EXERCISE DETAILS
Filter the entries down to the lines containing "label", and copy those lines.

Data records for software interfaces

▬▬▬▬▬▬▬▬▬▬

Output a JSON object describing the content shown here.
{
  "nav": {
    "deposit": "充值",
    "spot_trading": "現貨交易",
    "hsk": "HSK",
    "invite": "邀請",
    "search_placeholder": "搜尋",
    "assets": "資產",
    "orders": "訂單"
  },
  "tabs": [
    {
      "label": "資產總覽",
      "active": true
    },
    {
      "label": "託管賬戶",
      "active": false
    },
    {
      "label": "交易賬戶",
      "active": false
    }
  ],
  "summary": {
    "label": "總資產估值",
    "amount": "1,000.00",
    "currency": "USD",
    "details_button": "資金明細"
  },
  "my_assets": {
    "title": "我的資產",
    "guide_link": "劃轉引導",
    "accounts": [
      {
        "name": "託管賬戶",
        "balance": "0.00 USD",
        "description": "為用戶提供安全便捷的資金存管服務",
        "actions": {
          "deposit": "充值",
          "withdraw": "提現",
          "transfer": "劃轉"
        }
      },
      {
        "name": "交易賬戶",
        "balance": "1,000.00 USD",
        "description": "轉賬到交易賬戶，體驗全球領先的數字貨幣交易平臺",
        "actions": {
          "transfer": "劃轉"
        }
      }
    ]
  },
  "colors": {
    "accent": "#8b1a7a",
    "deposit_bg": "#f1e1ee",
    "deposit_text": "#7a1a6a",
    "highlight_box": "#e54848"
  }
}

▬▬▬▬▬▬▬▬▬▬

WRITTEN SOLUTION
      "label": "資產總覽",
      "label": "託管賬戶",
      "label": "交易賬戶",
    "label": "總資產估值",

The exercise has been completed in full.